▸ **TASK GOAL**: Reply with one number: the count of lines in the listing that contain the string "text".

▸ **PROVIDED MATERIAL**:

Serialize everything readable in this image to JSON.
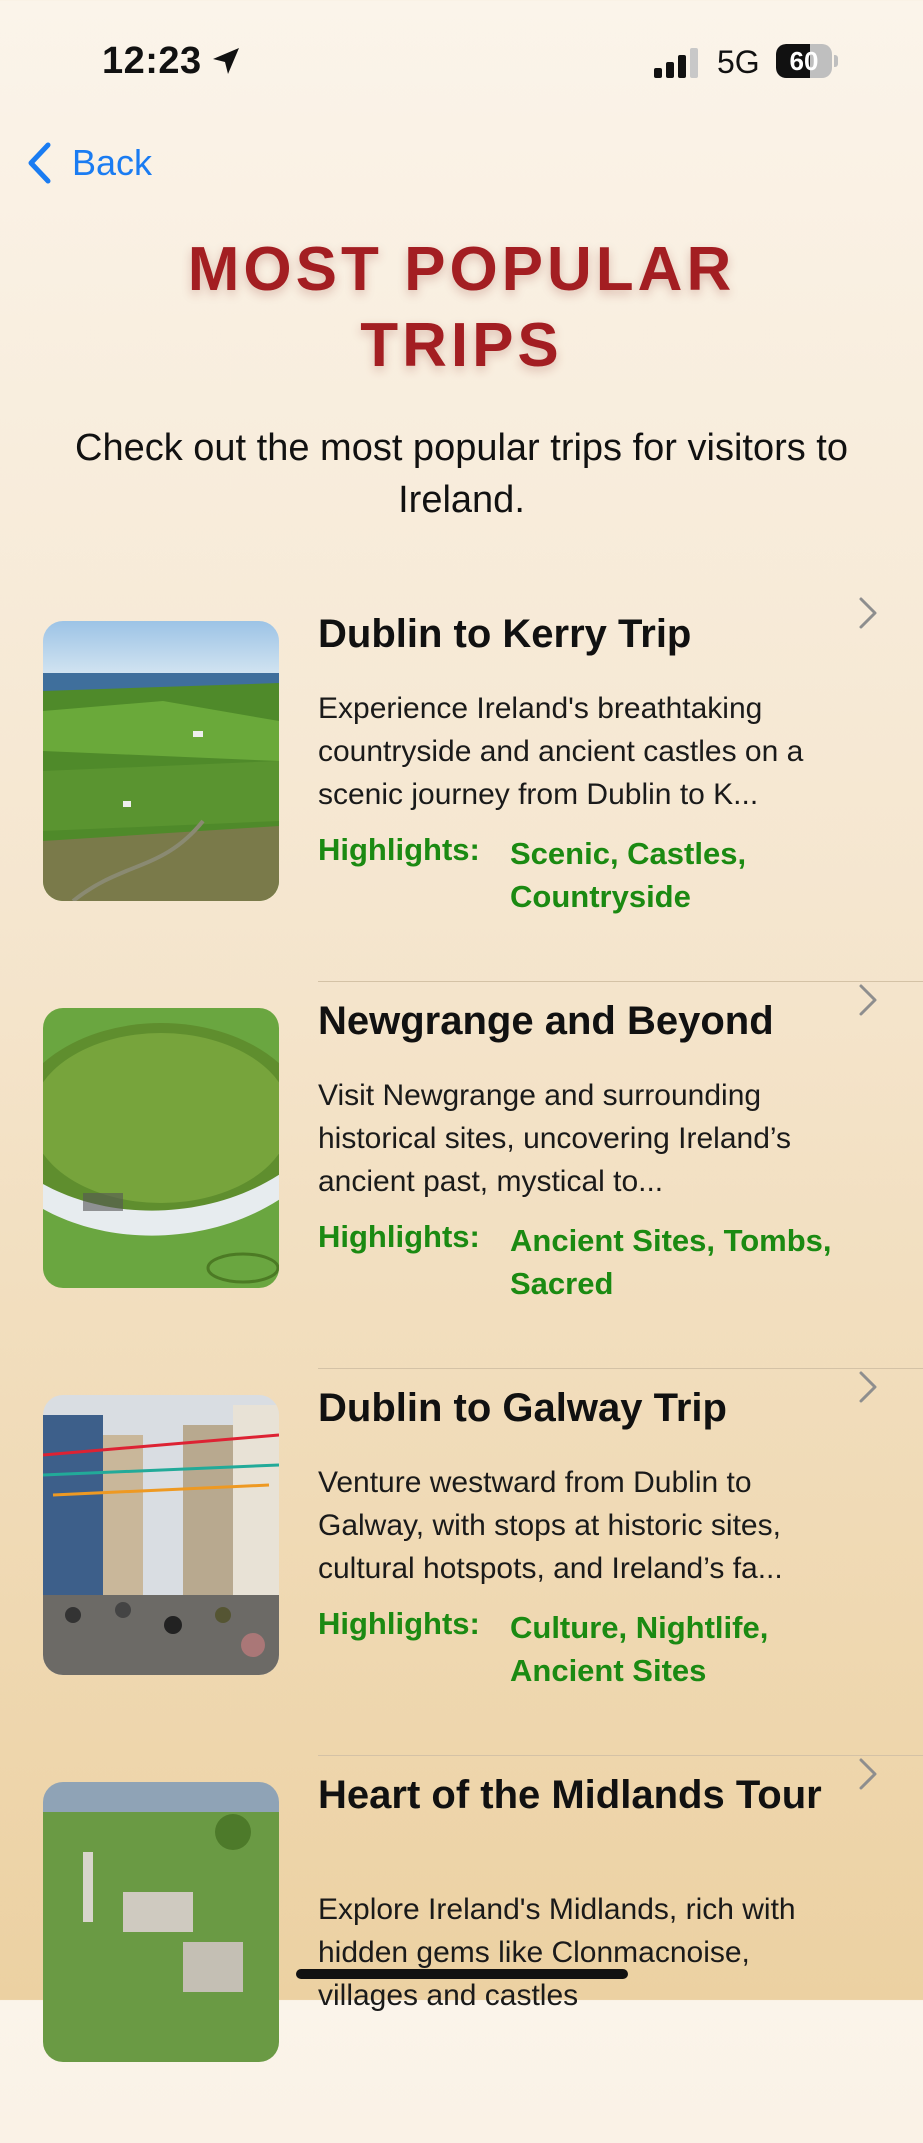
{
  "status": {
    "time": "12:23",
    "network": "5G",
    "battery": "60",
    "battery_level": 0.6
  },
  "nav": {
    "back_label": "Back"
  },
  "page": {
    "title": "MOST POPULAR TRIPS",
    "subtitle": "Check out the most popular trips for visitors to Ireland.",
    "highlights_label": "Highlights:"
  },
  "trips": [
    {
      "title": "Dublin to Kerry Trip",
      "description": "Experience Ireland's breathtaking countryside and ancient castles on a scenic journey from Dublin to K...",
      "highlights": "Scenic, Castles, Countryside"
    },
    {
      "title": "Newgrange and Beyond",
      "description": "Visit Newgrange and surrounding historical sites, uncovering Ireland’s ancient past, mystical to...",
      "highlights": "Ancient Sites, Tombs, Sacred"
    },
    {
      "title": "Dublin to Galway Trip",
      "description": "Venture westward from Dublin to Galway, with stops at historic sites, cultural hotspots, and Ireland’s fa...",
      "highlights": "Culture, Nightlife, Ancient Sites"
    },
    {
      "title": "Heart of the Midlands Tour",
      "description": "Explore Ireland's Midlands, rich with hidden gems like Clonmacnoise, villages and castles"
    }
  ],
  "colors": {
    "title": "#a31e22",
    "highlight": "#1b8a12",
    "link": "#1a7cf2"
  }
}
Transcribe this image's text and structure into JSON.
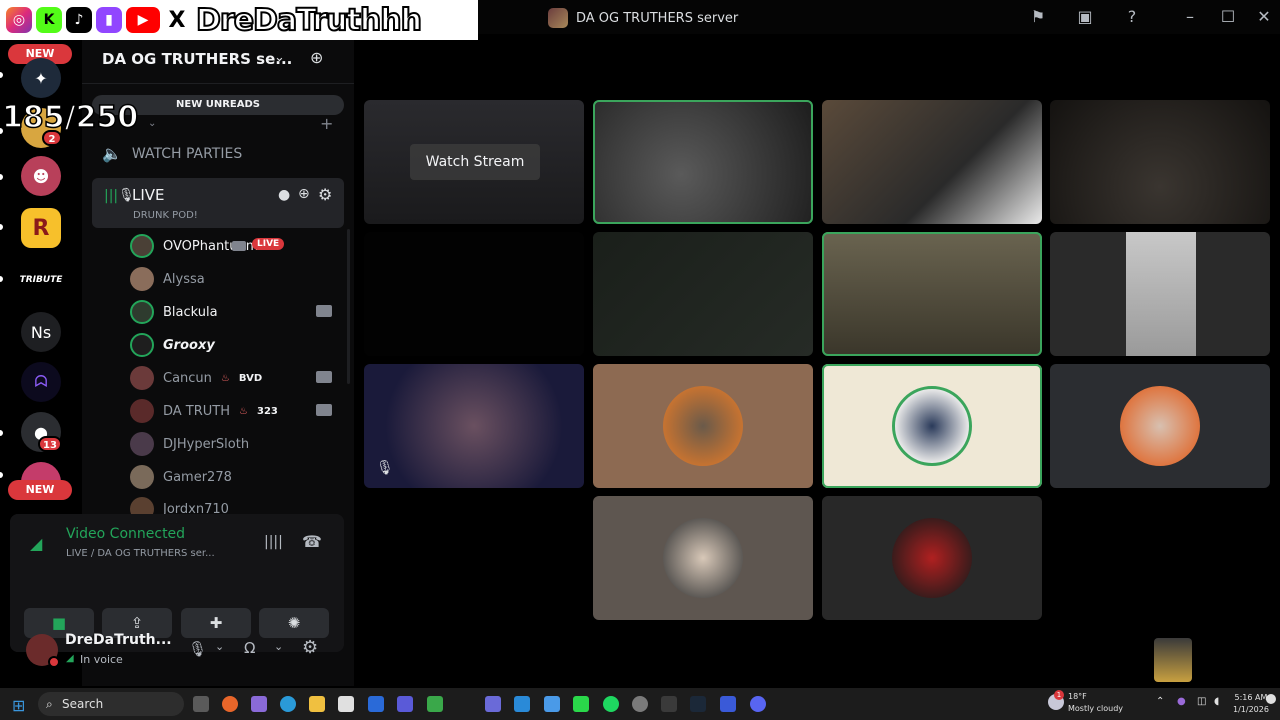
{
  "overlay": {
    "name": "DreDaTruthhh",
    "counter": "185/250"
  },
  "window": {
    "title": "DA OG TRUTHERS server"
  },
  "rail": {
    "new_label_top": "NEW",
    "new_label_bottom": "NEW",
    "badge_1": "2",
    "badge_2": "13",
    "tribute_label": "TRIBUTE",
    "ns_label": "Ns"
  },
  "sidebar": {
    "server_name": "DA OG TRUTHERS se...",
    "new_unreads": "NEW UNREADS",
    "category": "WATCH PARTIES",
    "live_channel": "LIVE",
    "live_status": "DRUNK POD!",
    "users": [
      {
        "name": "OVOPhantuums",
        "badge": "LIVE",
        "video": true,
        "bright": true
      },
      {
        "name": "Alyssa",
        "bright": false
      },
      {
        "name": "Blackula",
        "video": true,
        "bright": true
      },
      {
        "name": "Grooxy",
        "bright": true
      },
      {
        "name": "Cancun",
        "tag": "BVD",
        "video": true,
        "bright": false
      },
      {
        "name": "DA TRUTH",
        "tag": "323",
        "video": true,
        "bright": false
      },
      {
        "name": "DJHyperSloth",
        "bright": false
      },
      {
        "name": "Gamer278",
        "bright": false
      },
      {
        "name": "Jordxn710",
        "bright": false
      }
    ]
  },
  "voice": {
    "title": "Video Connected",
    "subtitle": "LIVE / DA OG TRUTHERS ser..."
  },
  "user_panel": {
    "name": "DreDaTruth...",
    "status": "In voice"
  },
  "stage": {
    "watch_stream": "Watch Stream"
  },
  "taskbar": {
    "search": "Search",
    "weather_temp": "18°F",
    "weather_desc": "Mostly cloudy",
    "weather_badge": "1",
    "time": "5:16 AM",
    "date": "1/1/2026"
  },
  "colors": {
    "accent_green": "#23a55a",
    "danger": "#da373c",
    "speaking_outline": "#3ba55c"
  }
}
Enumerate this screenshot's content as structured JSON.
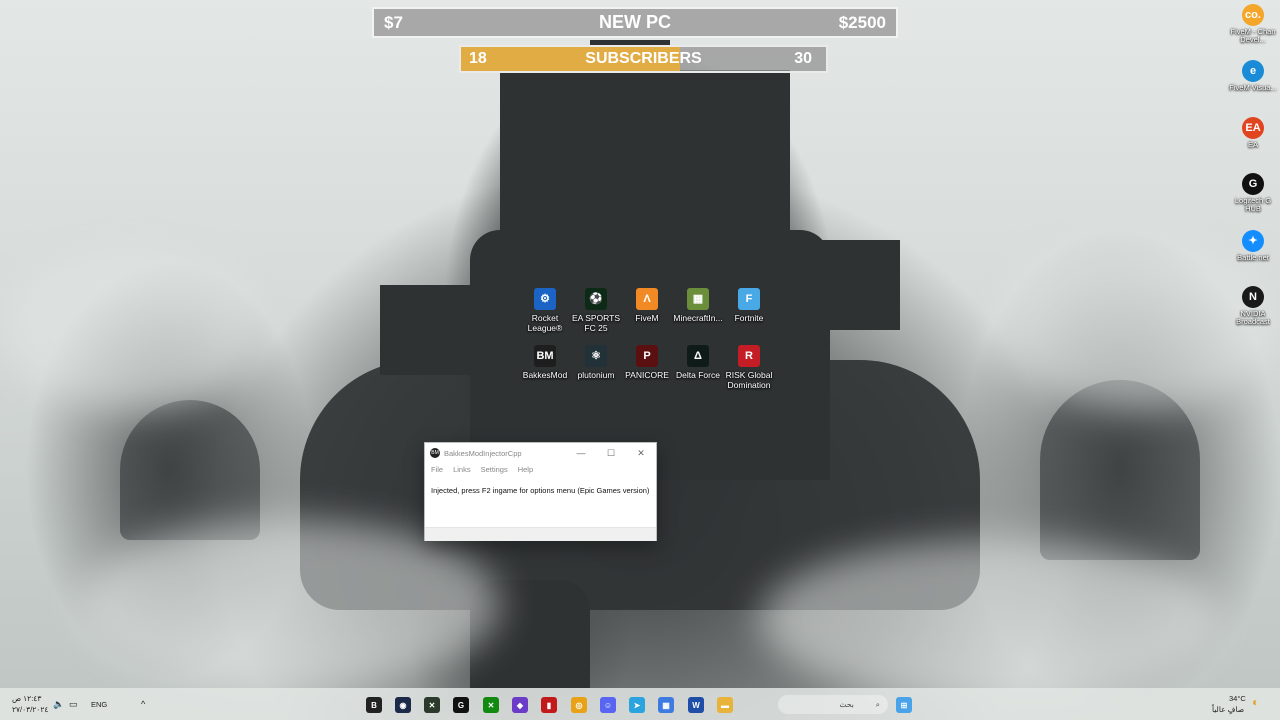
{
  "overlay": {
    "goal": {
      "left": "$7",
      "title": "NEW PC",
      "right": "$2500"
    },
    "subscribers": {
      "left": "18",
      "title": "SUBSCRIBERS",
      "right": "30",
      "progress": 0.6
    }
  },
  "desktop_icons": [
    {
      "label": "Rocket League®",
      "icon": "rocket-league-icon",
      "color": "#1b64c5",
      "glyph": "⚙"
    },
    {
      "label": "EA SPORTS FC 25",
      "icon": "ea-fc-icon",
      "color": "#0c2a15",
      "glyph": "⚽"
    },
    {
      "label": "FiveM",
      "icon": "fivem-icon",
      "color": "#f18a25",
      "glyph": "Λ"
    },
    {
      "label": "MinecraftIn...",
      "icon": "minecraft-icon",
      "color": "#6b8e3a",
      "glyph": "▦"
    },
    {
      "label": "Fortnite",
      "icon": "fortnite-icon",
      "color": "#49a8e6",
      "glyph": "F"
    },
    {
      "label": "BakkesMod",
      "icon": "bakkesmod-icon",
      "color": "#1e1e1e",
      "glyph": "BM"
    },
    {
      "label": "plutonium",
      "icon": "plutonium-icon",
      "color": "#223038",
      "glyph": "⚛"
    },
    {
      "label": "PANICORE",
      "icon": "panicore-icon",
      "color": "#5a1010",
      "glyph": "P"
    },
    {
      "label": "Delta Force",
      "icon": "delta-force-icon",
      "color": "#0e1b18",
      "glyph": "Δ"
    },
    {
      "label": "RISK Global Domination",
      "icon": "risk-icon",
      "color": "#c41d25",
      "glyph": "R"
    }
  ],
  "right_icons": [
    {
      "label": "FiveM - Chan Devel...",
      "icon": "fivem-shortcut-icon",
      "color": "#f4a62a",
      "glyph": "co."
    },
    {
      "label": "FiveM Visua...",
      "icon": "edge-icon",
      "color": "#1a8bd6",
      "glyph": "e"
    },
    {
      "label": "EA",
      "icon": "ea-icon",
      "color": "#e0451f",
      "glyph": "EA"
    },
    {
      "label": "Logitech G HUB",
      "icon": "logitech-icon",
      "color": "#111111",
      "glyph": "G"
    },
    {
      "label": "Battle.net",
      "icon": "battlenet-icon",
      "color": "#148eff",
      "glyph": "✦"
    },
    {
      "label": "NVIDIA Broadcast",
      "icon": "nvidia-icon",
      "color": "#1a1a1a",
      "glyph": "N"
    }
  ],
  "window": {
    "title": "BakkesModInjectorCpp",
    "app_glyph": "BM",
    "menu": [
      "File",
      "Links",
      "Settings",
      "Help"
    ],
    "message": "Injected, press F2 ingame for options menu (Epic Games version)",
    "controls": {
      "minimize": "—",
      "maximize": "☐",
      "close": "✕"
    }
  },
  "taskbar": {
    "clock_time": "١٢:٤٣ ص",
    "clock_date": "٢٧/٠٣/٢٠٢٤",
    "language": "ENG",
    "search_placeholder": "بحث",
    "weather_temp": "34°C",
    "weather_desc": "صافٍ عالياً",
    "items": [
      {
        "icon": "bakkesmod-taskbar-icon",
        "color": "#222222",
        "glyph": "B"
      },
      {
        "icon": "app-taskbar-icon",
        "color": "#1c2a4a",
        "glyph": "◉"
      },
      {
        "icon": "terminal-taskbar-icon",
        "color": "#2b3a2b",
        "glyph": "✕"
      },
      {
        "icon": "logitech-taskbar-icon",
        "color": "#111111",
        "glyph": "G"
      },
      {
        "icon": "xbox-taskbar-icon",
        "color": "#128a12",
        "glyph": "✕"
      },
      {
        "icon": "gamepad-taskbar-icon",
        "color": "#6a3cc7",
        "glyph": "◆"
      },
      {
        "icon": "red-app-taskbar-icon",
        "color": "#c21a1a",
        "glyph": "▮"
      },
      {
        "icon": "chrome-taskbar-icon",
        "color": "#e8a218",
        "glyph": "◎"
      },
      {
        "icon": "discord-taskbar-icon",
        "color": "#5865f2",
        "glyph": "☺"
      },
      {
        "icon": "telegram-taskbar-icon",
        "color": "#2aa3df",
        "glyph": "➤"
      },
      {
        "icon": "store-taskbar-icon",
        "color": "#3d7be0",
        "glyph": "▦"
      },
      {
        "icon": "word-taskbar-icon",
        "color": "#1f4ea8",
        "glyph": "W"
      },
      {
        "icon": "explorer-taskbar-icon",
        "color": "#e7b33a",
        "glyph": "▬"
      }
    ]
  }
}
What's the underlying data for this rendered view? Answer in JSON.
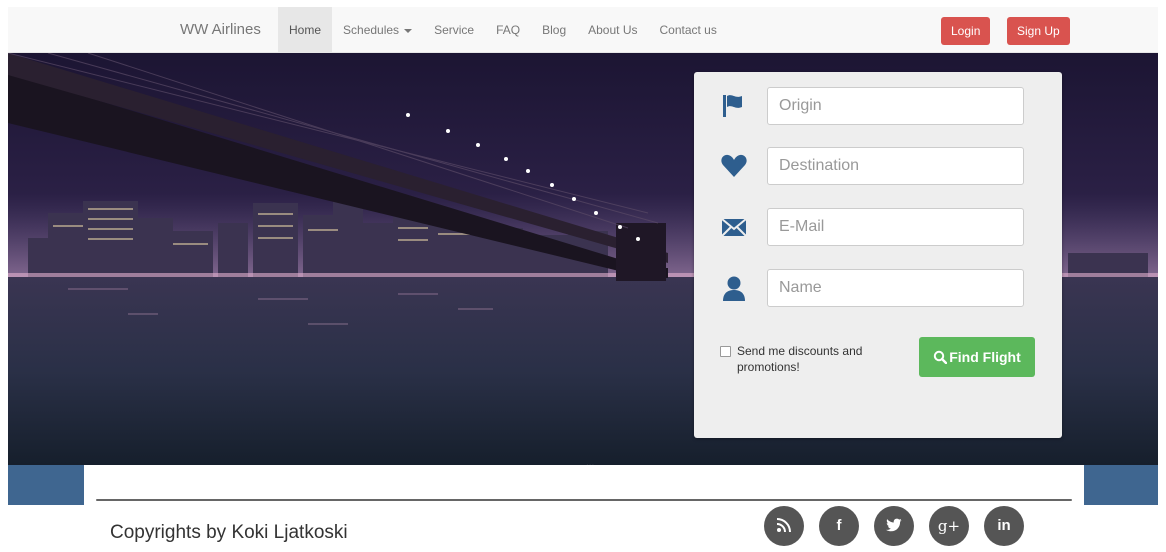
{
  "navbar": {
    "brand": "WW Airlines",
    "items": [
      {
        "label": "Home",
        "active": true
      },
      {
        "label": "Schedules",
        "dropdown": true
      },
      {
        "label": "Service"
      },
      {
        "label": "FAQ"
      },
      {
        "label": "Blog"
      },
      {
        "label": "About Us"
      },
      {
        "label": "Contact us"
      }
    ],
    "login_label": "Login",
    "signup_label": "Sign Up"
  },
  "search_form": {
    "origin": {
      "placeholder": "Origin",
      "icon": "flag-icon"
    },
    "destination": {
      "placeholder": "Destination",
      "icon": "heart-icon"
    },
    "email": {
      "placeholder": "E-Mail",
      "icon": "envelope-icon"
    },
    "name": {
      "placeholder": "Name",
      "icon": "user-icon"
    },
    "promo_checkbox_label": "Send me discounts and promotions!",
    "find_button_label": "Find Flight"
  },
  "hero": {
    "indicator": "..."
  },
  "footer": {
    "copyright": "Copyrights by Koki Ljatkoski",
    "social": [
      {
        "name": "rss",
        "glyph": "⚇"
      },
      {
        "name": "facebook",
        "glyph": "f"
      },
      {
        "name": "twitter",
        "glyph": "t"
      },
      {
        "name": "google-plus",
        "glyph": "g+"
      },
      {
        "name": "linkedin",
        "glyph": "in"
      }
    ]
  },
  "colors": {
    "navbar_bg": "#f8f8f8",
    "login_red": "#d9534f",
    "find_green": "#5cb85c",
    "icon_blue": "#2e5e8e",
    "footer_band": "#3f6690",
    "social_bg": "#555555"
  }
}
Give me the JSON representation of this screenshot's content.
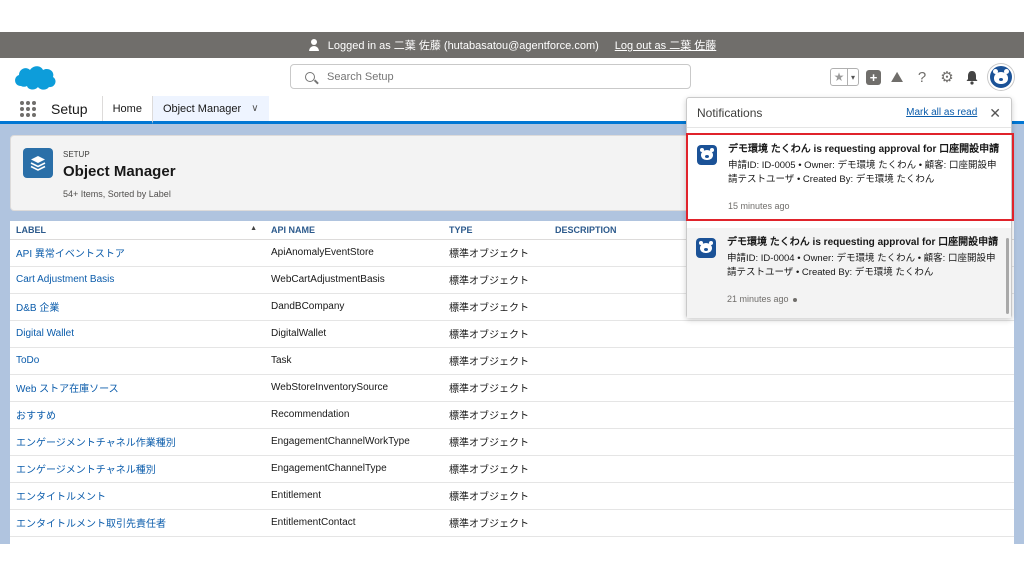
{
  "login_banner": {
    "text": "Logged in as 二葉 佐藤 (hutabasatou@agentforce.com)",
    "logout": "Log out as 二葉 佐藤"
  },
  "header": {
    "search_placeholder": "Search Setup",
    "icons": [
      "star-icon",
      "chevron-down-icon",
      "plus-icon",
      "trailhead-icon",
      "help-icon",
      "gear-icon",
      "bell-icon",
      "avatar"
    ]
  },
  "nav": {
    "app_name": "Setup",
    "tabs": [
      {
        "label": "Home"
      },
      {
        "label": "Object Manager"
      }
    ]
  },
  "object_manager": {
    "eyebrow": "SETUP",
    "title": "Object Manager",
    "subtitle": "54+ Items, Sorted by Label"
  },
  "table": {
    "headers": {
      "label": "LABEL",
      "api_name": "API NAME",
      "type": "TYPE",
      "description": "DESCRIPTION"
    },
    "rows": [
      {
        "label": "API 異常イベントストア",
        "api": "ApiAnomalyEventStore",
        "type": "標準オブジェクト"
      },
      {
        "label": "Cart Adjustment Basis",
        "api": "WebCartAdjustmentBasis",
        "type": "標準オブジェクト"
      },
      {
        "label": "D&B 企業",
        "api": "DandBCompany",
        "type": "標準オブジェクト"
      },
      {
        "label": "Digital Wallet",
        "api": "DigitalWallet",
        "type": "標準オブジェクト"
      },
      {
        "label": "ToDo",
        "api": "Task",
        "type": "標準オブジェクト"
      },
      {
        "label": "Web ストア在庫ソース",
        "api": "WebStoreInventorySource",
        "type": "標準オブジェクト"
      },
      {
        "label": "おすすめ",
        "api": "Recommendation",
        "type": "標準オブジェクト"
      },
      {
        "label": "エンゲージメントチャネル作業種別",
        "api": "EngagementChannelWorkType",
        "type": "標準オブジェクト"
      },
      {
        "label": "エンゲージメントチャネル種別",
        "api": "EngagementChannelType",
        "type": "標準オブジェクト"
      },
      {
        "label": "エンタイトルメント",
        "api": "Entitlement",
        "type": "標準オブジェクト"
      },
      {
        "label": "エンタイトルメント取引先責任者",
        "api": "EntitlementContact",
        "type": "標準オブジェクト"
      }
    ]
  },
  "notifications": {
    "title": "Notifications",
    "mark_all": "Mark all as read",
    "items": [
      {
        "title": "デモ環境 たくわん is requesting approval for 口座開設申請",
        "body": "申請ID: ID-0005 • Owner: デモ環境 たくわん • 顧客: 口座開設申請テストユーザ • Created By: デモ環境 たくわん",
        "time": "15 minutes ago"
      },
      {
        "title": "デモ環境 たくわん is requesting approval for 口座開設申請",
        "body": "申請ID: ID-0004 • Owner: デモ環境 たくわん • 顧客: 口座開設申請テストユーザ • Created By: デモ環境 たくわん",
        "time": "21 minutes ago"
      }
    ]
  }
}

▸ **EXERCISE SOLUTION**: 2